Set the data down once more, in full and exactly.

**Web page and app entries:**
------------------------------------------------

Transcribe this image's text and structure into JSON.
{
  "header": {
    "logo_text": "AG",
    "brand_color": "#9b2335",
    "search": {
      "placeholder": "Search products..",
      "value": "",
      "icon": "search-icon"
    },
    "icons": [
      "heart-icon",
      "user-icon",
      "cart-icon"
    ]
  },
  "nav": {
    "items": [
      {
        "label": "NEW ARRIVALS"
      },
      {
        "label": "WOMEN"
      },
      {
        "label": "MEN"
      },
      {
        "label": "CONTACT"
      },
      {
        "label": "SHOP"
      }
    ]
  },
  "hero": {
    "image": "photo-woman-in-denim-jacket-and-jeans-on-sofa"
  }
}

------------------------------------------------

**YOUR RESPONSE:**
Transcribe this image's text and structure into JSON.
{
  "header": {
    "logo_text": "AG",
    "brand_color": "#9b2335",
    "search": {
      "placeholder": "Search products..",
      "value": "",
      "icon": "search-icon"
    },
    "icons": [
      "heart-icon",
      "user-icon",
      "cart-icon"
    ]
  },
  "nav": {
    "items": [
      {
        "label": "NEW ARRIVALS"
      },
      {
        "label": "WOMEN"
      },
      {
        "label": "MEN"
      },
      {
        "label": "CONTACT"
      },
      {
        "label": "SHOP"
      }
    ]
  },
  "hero": {
    "image": "photo-woman-in-denim-jacket-and-jeans-on-sofa"
  }
}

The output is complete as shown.